A war of words between the present, and ex- environment minister is a good time to understand the Chesterton Fence Test, or how, some actions willfully ignore realities.
Jairam Ramesh, the former environment minister in the UPA regime, which made way for Prime Minister Modi’s government in 2014, is a peeved man today. A key policy move, which he claims to have started during his tenure as environment minister, was virtually reversed by the incumbent environment minister, Mr Prakash Javadekar recently.
An amendment to the Environmental Protection Act by a notification on May 21 , did away the requirement to ‘wash’ coal for thermal plants located more than 500 Kms from the source, ie, the coal mine. Mr Javadekar’s defence? ” How can coal become dirty after 500 kms?” A very clever retort for the lay onlooker, which is where the Chesterton Fence test comes in. So what is the test? named after English Writer GK Chesterton (Prince of Paradox), the test quite simply is a nudge towards second order thinking, unlike first order thinking. Thus, it encourages reformers, or change agents making a change to an existing setup to consider why a certain situation exists in the first place.
Or reforms should not be made until the reasoning behind the existing state of affairs is understood. Or second order thinking. Which is where Mr Ramesh’s explanation deserves attention. Referring to the current minister’s jibe on coal becoming dirty after 500 ms. Mr Ramesh claims that this was due to a planned move to gradually reduce the distance from source requirement, so as to make it easier to implement, rather than one sudden shock for miners. By removing the requirement altogether, Mr Javadekar has taken a step backward, as far as controlling pollution goes.
Thus, by failing the test of second-order thinking , or not just considering the consequences of his decisions but also the consequences of those consequences, Mr Javadekar has slipped up. Something that is all the more disappointing considering that the 500kms rule came in during the current government’s tenure, in 2016.

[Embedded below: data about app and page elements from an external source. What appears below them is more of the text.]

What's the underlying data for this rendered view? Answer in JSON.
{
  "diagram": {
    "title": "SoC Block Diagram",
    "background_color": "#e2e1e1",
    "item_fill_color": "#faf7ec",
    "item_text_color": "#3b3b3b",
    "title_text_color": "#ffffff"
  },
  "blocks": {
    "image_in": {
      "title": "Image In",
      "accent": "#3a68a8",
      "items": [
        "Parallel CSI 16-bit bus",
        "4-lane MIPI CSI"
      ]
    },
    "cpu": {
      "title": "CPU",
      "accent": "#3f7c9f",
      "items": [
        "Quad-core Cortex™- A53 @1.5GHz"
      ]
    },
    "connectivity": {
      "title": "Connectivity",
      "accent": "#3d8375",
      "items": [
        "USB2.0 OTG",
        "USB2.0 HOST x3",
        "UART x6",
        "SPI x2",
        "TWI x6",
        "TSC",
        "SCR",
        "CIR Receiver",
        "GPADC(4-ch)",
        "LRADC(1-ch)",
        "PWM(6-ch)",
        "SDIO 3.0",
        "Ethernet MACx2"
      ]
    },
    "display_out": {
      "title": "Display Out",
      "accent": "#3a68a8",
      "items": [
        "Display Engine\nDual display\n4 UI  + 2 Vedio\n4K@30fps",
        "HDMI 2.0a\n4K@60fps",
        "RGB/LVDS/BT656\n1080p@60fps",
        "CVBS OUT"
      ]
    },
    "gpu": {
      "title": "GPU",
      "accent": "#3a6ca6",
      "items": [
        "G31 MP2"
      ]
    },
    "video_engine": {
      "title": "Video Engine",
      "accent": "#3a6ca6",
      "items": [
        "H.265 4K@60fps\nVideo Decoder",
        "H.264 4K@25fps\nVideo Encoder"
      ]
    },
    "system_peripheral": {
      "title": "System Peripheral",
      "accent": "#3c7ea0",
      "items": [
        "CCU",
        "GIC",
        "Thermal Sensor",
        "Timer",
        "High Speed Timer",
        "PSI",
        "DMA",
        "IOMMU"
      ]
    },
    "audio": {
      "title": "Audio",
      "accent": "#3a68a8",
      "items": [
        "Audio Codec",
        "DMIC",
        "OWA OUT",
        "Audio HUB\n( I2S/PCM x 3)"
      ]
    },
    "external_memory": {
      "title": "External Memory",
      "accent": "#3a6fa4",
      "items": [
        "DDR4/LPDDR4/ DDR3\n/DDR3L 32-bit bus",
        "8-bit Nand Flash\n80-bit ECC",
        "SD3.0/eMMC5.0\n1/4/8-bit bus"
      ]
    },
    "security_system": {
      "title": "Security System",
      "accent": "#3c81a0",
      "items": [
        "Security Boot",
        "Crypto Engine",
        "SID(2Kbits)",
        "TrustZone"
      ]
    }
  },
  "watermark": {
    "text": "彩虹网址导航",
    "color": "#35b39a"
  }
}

Mr Javadekar, who has faced criticism from activists and experts earlier too, for a seeming belief that his job is less about environment protection and more about removing any roadblocks for business from environmental safeguards, would certainly have benefited from a closer look at the story behind the rule perhaps.
At a time when the very idea of more coal mining needs to be questioned in India too, and perhaps plans made for life after coal by 2040, if not earlier, this free pass for ‘dirty’ coal is definitely not an achievement he can tout with anyone, other than the business interests who will save a little money, and cause just that extra bit of pollution. At our expense.